The source of his emotion?

“20 years of agony and defeat” at the his home track, Las Vegas Motor Speedway, had been replaced by “triumph.”

After the fortunate timing of a caution and pit strategy Sunday night, the Chip Ganassi Racing driver led the final 26 laps and visited LVMS’ Victory Lane for the first time, a day after his brother Kyle Busch experienced a special win.

There was plenty more for the 42-year-old driver to celebrate. He’d entered the Round of 12 as the last driver in the playoff standings. But with his first win in 46 races, Busch became the first driver to plant in his flag in the Round of 8.

But the Las Vegas native’s focus was on the 1.5-mile track, which he’d seen evolve from a “desert gravel pit” into the site of two NASCAR race weekends each year.

“This feeling of growing up here and watching the track get built … when Speedway Motorsports came in and bought it, I’m like, ‘Man, there’s going to be a Cup race there, I hope I can make my way up through Legend cars (and race there). And just all the memories, all the memories of everybody, my mom and dad, every Saturday night, all the commitment they gave me and my little brother (Kyle Busch) to make it in racing.

“For me it was a hobby. I never knew I’d get this far. A guy named Craig Keough here locally in Las Vegas, the owner of the Star Nurseries here in Las Vegas, took a chance on me and let me run his late model a few times and we won a couple races and started working our way up.”

Busch made his first NASCAR start on the Las Vegas oval in 2001 driving for Roush Fenway Racing. Between then and Sunday, he won 31 Cup races, the 2004 championship and the 2017 Daytona 500.

But his home track eluded him until his 21st year competing on the sport’s top circuit.

Busch said Sunday’s win is “right there underneath” his Daytona win and the championship.

“Any time you win, it’s special,” Busch said. “But to do it in front of my hometown crowd and nobody was there (due to the COVID-19 pandemic) and all the people that I see every time I come to Vegas and I get to say thank you and I can’t right now, that’s the hardest part. So this one is easily ramping up to being my third most favorite win ever.

“Right now it’s my favorite because it’s here, it’s Vegas, and I have so many people to thank. They know they helped me, and they know who they are, and it just all started with mom and dad taking me to the racetrack right here at the Bullring in Las Vegas.”

The Busch family got to celebrate more than one win over the weekend.

The night before Kurt’s Vegas breakthrough, a third generation racer got his first taste of victory.

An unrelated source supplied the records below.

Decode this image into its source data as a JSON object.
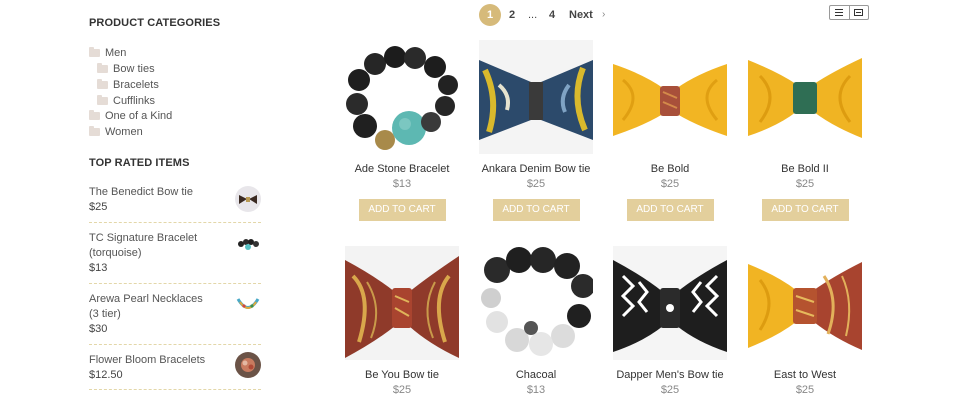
{
  "sidebar": {
    "categories_heading": "PRODUCT CATEGORIES",
    "categories": [
      {
        "label": "Men",
        "level": 0
      },
      {
        "label": "Bow ties",
        "level": 1
      },
      {
        "label": "Bracelets",
        "level": 1
      },
      {
        "label": "Cufflinks",
        "level": 1
      },
      {
        "label": "One of a Kind",
        "level": 0
      },
      {
        "label": "Women",
        "level": 0
      }
    ],
    "top_rated_heading": "TOP RATED ITEMS",
    "top_rated": [
      {
        "name": "The Benedict Bow tie",
        "price": "$25"
      },
      {
        "name": "TC Signature Bracelet (torquoise)",
        "price": "$13"
      },
      {
        "name": "Arewa Pearl Necklaces (3 tier)",
        "price": "$30"
      },
      {
        "name": "Flower Bloom Bracelets",
        "price": "$12.50"
      }
    ]
  },
  "pagination": {
    "current": "1",
    "page2": "2",
    "ellipsis": "...",
    "last": "4",
    "next": "Next",
    "next_arrow": "›"
  },
  "view_toggle": {
    "list_icon": "list-view-icon",
    "grid_icon": "grid-view-icon"
  },
  "products": [
    {
      "name": "Ade Stone Bracelet",
      "price": "$13",
      "cta": "ADD TO CART"
    },
    {
      "name": "Ankara Denim Bow tie",
      "price": "$25",
      "cta": "ADD TO CART"
    },
    {
      "name": "Be Bold",
      "price": "$25",
      "cta": "ADD TO CART"
    },
    {
      "name": "Be Bold II",
      "price": "$25",
      "cta": "ADD TO CART"
    },
    {
      "name": "Be You Bow tie",
      "price": "$25"
    },
    {
      "name": "Chacoal",
      "price": "$13"
    },
    {
      "name": "Dapper Men's Bow tie",
      "price": "$25"
    },
    {
      "name": "East to West",
      "price": "$25"
    }
  ],
  "colors": {
    "accent": "#d6ba7a",
    "button": "#e3cf9c",
    "separator": "#e3d7a9"
  }
}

Kyle and Samantha Busch’s son, Brexton, won his first karting race and celebrated with his parents in Victory Lane.

“It’s so much fun to watch him and just to see his excitement and how much he enjoys going to the race track and being with is friends,” Kyle Busch said after his sixth-place finish Sunday. “It’s three generations worth, I guess. My dad (Tom) did it, myself and Kurt and now him. It’s pretty fun to just be out there. My dad is kind of the truck driver, the team manager, the crew chief, the lead mechanic and all that stuff on his kart.

“He’s got a big task at hand in order to get it all ready to go and get us to the race track every week. It’s been fun to see (Brexton) and to see how excited he was when he was able to win and beat the other competition that was out there and to see his joy. I told him, ‘Whatever that feeling is, whatever you’re feeling, however that sits in you, that’s feasible, that’s possible a lot more often than just one time. So don’t rest on just getting one, we gotta go out there and fight for more.'”

Kurt Busch wasn’t there for his nephew’s win, but he got all the details from his sister-in-law as they flew to Las Vegas.

“It definitely felt like a generational shift was happening,” he said. “But maybe not. Maybe not. This old guy has still got it going on.”